- Relying heavily on LLMs for training might result in less peer-to-peer collaboration and interaction. An LLM can’t mentor junior staff the same way a real person can.
Why not have the best of both worlds? Optimize your training with LLMs, validate the programmes as needed, and provide peer-to-peer support when required. Support staff can get up to speed quickly, and don’t lose their connection to the rest of the team.'
5. Social listening and proactive recommendations
This is partially customer feedback analysis and partially social listening; bringing the two together to get a 360 view of your customers, and addressing issues before they become a major problem.
Instead of just looking at feedback, you consider the entire customer journey:
- Customer A's journey, comprising actions, customer segment and feedback: "signed up for a new account", "waited 2 hours on the phone", "left negative feedback wanting to cancel"
- Compare to Customer B: "been customer for 2 years", "issue with fraudulent transaction", "multiple emails", "lodged a complaint"
What's the best action in both cases? And what's the most cost-effective way to keep both customers and re-build trust?
An LLM powered platform, like Thematic, can look at data from surveys, social media and online reviews - individually or altogether. You're able to quantify cancellations and complaints, and track the reasons for each. Connect this data with your customer data platform, and it's easy to see how different customer segments are being let down.
As LLMs get smarter, and learn your specific business context, they’ll get better at offering solutions to problems as they arise. But currently they are best used to detect issues and present the data so that CX professionals can take action.
How should CX professionals prepare for LLM-powered changes?
Some of the above changes are already here, and others are well on their way. So how can you be ready to take best advantage of this technology?
1. Stay updated: Learn about AI advancements and integrate them into your customer experience strategies where appropriate.
First and foremost with LLMs, get up to speed on prompt engineering. This means learning how to get the best out of an LLM when asking it to complete a task.
Consider signing up for a newsletter that covers AI trends, so you can stay on top of industry advancements. A good one is TLDR AI - they send one daily email summarizing key AI news stories. Other good options (although a bit more technical) are The Download and The Batch.
Give yourself a project. Think about your existing processes that could be actioned or improved by generative AI technology. What problems do you want to solve? What data is available to help solve the problem? Talk to your data science team (if you have one) or your development team and see if you can work out a solution. You'll learn a lot in the process!

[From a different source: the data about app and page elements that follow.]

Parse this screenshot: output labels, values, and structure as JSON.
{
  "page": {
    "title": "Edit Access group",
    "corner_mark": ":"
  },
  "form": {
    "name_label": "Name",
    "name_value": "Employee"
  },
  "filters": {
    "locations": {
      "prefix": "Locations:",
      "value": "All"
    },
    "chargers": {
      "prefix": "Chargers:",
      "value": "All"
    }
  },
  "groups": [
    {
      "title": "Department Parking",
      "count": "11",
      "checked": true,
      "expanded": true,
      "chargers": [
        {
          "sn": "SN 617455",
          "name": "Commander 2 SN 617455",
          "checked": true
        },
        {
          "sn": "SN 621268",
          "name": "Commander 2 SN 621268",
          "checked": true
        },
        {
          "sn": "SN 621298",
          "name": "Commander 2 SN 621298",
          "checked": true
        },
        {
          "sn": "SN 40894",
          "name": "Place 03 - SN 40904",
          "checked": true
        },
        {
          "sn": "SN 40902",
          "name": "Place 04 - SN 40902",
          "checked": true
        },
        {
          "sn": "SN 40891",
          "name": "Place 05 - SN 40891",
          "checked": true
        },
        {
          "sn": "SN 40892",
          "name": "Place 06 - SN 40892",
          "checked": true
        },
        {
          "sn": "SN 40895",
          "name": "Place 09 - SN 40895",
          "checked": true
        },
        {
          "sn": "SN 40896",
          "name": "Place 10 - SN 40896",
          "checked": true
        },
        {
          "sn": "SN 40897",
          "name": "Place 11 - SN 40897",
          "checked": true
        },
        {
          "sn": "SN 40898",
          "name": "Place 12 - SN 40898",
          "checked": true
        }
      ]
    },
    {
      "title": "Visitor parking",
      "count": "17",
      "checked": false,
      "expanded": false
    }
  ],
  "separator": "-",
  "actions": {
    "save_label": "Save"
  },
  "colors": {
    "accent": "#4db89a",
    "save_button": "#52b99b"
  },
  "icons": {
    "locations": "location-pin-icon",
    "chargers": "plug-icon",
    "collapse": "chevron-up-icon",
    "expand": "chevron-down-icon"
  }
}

2. Combine human and AI strengths: The new ‘work smarter, not harder’. Leverage both human expertise and LLM capabilities for bringing customer insights closer to your team.
Strategy first, technology second. Take the time to map out how new tools will integrate with your existing workflows. For example, before adding an AI chatbot to your site, ask questions like:

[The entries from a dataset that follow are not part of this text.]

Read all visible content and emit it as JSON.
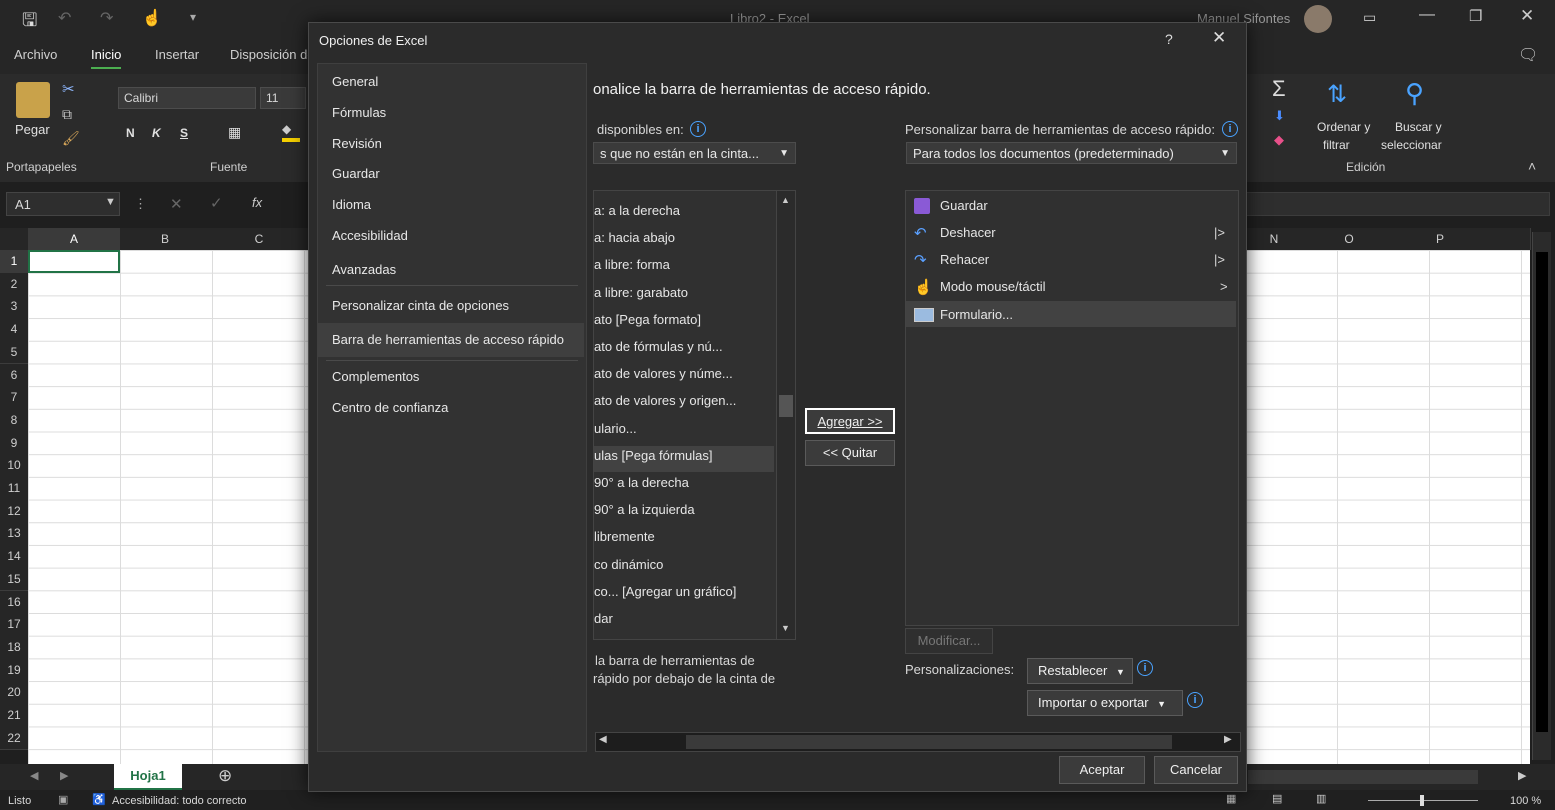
{
  "window": {
    "title": "Libro2 - Excel",
    "user": "Manuel Sifontes"
  },
  "ribbon_tabs": [
    "Archivo",
    "Inicio",
    "Insertar",
    "Disposición de"
  ],
  "ribbon": {
    "paste_label": "Pegar",
    "clipboard_group": "Portapapeles",
    "font_name": "Calibri",
    "font_size": "11",
    "bold": "N",
    "italic": "K",
    "underline": "S",
    "font_group": "Fuente",
    "sort_label_1": "Ordenar y",
    "sort_label_2": "filtrar",
    "find_label_1": "Buscar y",
    "find_label_2": "seleccionar",
    "editing_group": "Edición"
  },
  "formula_bar": {
    "name_box": "A1",
    "fx": "fx"
  },
  "grid": {
    "columns_left": [
      "A",
      "B",
      "C"
    ],
    "columns_right": [
      "N",
      "O",
      "P"
    ],
    "rows": [
      "1",
      "2",
      "3",
      "4",
      "5",
      "6",
      "7",
      "8",
      "9",
      "10",
      "11",
      "12",
      "13",
      "14",
      "15",
      "16",
      "17",
      "18",
      "19",
      "20",
      "21",
      "22"
    ]
  },
  "sheet_tab": "Hoja1",
  "status": {
    "ready": "Listo",
    "accessibility": "Accesibilidad: todo correcto",
    "zoom": "100 %"
  },
  "dialog": {
    "title": "Opciones de Excel",
    "help": "?",
    "close": "✕",
    "nav": {
      "items": [
        "General",
        "Fórmulas",
        "Revisión",
        "Guardar",
        "Idioma",
        "Accesibilidad",
        "Avanzadas",
        "Personalizar cinta de opciones",
        "Barra de herramientas de acceso rápido",
        "Complementos",
        "Centro de confianza"
      ],
      "selected": "Barra de herramientas de acceso rápido"
    },
    "heading": "onalice la barra de herramientas de acceso rápido.",
    "left_label": "disponibles en:",
    "left_dropdown": "s que no están en la cinta...",
    "left_commands": [
      "a: a la derecha",
      "a: hacia abajo",
      "a libre: forma",
      "a libre: garabato",
      "ato [Pega formato]",
      "ato de fórmulas y nú...",
      "ato de valores y núme...",
      "ato de valores y origen...",
      "ulario...",
      "ulas [Pega fórmulas]",
      "90° a la derecha",
      "90° a la izquierda",
      "libremente",
      "co dinámico",
      "co... [Agregar un gráfico]",
      "dar"
    ],
    "left_selected_index": 9,
    "add_button": "Agregar >>",
    "remove_button": "<< Quitar",
    "right_label": "Personalizar barra de herramientas de acceso rápido:",
    "right_dropdown": "Para todos los documentos (predeterminado)",
    "right_commands": [
      {
        "label": "Guardar",
        "icon": "save-icon",
        "arrow": ""
      },
      {
        "label": "Deshacer",
        "icon": "undo-icon",
        "arrow": "|>"
      },
      {
        "label": "Rehacer",
        "icon": "redo-icon",
        "arrow": "|>"
      },
      {
        "label": "Modo mouse/táctil",
        "icon": "touch-mode-icon",
        "arrow": ">"
      },
      {
        "label": "Formulario...",
        "icon": "form-icon",
        "arrow": ""
      }
    ],
    "right_selected_index": 4,
    "modify_button": "Modificar...",
    "customizations_label": "Personalizaciones:",
    "reset_button": "Restablecer",
    "import_export_button": "Importar o exportar",
    "below_ribbon_line1": "la barra de herramientas de",
    "below_ribbon_line2": "rápido por debajo de la cinta de",
    "ok_button": "Aceptar",
    "cancel_button": "Cancelar"
  }
}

- How often are we answering repetitive questions? How much time does this take?
- Will we rollout a chatbot incrementally, or go all in from the outset?
- How will we handle chatbot limitations? What kind of questions will it be able to answer best, and how can we escalate queries to human agents quickly?
3. Foster innovation and adaptability: AI is a tool to help you, not replace you. Cultivate a company culture that embraces change and adapts to new technologies, so you can focus on the fun stuff, and leave the repetition to LLMs!
If you'd like to see how Thematic is leveraging LLMs to improve feedback analysis, feel free to book a time with our team. We'd love to show you how we can save you huge amounts of analysis time, and deliver instant, trusted insights!